  • I will maintain the utmost respect for human life, from the time of its conception, even under threat, I will not use my medical knowledge contrary to the laws of humanity;
  • I make these promises solemnly, freely and upon my honour.
Note that the injunction against euthanasia is gone as is that against injustice, mischief and sexual relations with patients or their families. In 2005 it was changed again. Once again I have highlighted sections that changed or were removed.
  • I solemnly pledge to consecrate my life to the service of humanity;
  • I will give to my teachers the respect and gratitude that is their due;
  • I will practise my profession with conscience and dignity;
  • The health of my patient will be my first consideration;
  • I will respect the secrets that are confided in me, even after the patient has died;
  • I will maintain by all the means in my power, the honour and the noble traditions of the medical profession;
  • My colleagues will be my sisters and brothers;
  • I will not permit considerations of age, disease or disability, creed, ethnic origin, gender, nationality, political affiliation, race, sexual orientation, social standing or any other factor to intervene between my duty and my patient;
  • I will maintain the utmost respect for human life;
  • I will not use my medical knowledge to violate human rights and civil liberties, even under threat;
  • I make these promises solemnly, freely and upon my honour.
Aside from a multitude of considerations that are not to intervene, we have some interesting changes.
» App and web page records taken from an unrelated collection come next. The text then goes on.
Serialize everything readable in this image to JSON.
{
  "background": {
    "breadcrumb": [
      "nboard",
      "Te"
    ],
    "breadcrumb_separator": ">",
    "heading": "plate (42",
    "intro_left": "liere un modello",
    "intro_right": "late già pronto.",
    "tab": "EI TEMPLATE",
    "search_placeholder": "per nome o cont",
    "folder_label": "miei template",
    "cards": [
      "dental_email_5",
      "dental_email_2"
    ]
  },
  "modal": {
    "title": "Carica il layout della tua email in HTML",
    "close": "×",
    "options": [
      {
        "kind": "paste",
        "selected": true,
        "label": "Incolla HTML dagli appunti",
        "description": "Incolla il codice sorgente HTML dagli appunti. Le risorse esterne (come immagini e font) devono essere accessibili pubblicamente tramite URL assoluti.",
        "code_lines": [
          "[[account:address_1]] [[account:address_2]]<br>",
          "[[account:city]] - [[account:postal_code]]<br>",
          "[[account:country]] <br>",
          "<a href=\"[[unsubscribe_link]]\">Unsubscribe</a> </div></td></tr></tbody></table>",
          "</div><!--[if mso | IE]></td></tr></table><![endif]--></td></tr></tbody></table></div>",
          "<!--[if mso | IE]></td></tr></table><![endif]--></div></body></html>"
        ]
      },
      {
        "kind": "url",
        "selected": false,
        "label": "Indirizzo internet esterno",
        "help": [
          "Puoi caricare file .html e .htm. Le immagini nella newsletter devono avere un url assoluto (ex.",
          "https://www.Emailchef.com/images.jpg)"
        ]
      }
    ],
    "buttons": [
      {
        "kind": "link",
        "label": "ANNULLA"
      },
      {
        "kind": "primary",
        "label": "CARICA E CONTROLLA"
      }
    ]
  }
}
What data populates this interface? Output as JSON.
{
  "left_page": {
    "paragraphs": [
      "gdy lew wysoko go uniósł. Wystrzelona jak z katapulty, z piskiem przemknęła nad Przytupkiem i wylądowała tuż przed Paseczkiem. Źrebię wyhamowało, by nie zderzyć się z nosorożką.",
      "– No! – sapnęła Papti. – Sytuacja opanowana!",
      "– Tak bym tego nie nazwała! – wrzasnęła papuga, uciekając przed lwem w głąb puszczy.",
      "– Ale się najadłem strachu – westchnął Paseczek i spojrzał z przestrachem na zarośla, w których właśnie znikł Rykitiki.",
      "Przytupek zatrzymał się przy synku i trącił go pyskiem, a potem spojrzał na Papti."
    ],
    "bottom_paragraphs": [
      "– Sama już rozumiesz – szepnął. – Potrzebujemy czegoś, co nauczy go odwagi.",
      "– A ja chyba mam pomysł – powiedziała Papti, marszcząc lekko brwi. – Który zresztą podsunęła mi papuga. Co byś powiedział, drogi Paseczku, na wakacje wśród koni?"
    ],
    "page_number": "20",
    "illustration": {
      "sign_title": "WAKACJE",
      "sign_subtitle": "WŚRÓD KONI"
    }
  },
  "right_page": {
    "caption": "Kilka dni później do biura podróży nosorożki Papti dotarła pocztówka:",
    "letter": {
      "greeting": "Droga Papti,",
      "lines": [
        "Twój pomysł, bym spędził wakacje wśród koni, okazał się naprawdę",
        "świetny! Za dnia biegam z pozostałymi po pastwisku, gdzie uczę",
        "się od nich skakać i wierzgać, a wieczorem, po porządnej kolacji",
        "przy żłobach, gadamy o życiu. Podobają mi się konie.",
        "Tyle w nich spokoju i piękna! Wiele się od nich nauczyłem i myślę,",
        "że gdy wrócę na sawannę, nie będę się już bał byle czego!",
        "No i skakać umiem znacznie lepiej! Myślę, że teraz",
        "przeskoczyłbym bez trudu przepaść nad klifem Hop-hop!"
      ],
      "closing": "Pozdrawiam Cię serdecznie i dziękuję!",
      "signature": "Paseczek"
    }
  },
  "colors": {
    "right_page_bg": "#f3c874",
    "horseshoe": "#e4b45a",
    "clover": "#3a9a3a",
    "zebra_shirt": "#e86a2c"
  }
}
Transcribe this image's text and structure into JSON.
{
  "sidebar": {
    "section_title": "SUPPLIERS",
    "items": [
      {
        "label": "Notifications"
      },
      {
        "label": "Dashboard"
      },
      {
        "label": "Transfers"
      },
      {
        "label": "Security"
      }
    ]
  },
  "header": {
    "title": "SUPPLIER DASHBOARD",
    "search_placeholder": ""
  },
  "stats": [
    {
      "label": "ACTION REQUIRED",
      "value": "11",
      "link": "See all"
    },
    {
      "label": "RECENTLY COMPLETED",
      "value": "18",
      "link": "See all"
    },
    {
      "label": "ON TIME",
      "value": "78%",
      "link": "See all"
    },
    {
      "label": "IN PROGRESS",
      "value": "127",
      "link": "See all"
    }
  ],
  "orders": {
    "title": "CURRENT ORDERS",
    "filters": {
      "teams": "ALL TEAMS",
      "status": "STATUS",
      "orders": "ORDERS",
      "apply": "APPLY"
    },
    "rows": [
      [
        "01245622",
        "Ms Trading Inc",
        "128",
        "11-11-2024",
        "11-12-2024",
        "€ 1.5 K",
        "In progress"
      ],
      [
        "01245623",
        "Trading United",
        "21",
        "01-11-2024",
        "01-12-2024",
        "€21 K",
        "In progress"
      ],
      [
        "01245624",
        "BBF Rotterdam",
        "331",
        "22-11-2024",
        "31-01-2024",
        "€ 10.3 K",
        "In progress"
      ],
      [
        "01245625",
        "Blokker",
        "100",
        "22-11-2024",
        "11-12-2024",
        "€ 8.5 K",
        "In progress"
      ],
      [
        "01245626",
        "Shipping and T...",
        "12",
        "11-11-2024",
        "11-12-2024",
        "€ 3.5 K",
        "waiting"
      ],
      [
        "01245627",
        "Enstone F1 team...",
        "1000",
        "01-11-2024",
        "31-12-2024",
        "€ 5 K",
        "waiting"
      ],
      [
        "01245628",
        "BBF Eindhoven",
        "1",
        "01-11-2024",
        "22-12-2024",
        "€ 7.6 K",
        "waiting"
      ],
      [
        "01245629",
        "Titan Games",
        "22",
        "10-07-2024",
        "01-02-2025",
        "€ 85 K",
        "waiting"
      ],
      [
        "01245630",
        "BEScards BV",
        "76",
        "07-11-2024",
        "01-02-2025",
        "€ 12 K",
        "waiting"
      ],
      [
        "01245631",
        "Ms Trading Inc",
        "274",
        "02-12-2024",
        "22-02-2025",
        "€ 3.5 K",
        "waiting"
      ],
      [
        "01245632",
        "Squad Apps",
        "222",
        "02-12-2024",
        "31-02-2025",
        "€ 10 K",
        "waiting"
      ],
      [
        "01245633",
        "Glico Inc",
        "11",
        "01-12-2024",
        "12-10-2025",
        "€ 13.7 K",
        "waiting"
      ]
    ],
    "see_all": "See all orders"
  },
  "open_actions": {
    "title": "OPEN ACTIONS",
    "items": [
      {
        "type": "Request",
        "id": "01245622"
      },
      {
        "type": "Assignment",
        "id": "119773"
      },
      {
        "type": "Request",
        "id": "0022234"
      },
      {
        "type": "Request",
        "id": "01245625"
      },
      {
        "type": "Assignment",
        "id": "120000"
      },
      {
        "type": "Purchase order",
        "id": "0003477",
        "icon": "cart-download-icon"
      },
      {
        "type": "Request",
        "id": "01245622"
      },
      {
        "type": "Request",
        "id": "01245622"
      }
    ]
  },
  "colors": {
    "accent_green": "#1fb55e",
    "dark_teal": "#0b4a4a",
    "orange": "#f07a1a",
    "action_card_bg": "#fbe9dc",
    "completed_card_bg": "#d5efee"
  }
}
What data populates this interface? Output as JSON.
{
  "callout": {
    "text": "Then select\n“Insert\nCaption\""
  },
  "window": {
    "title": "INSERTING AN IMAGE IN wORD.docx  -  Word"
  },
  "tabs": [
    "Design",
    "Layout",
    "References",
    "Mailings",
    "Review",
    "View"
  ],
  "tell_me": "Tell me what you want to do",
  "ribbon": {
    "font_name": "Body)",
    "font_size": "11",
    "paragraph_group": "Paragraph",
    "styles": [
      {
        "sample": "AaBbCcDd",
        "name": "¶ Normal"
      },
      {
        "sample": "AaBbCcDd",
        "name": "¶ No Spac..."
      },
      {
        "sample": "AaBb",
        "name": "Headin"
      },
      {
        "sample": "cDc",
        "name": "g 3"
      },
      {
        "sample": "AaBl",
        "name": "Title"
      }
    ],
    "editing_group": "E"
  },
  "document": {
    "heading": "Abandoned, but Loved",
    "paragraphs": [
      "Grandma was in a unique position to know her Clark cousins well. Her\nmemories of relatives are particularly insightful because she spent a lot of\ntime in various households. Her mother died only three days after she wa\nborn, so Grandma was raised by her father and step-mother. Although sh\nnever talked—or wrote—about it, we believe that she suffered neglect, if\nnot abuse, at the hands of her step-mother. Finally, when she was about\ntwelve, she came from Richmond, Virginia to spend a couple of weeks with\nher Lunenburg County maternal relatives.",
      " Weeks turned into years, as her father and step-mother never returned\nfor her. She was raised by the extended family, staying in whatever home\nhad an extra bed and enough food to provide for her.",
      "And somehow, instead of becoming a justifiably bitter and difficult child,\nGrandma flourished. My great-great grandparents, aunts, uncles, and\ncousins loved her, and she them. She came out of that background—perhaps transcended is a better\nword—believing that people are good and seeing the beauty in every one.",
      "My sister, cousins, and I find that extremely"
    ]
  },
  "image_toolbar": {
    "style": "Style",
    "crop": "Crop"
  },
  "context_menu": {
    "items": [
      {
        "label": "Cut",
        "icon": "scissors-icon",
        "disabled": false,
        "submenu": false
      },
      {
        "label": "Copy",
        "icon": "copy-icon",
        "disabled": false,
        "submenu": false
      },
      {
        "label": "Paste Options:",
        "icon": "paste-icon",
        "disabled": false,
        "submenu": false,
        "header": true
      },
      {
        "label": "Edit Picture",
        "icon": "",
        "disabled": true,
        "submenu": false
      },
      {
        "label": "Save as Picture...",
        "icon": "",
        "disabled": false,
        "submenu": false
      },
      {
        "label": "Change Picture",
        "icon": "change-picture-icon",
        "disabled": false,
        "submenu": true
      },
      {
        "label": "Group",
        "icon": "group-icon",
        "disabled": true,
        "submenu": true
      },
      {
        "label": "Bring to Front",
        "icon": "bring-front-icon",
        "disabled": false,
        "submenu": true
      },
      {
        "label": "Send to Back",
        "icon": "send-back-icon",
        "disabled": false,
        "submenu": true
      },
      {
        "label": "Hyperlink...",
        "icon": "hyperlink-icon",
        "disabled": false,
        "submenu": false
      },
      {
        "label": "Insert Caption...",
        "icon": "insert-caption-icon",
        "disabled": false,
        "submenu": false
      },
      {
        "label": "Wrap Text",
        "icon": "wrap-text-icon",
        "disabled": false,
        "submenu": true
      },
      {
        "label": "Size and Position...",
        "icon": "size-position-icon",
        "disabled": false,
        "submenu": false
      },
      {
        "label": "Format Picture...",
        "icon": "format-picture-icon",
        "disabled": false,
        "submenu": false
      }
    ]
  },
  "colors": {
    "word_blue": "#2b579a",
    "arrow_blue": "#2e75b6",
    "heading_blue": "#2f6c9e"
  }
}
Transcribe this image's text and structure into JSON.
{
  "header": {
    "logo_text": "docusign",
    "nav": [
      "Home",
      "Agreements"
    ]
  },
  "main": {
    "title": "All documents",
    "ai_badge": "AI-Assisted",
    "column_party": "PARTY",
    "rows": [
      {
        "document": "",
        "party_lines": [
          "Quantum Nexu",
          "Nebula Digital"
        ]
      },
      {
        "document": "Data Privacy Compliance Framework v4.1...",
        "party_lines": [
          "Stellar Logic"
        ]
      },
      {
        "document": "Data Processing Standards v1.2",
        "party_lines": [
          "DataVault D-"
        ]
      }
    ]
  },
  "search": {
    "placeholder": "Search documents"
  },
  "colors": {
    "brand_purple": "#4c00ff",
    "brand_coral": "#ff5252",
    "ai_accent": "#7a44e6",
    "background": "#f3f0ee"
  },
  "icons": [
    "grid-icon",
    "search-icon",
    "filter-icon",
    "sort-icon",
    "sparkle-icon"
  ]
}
Confidentiality now extends beyond the patients life, women are now explicitly included in the text, and religion is no longer mentioned. It has morphed into "creed". I can't find a good reason for the change. "Creed" is a more vague term, but certainly not broader or narrower. Perhaps someone was upset by the mention of the word "religion."

The main point is that the 2200 year old, prohibitions against euthanasia and abortion have both been removed, as well as the prohibition against injustice and sexual misconduct, all in the matter of a few years.

It's all a moot point, since no oath is required of doctors today. How far we have come.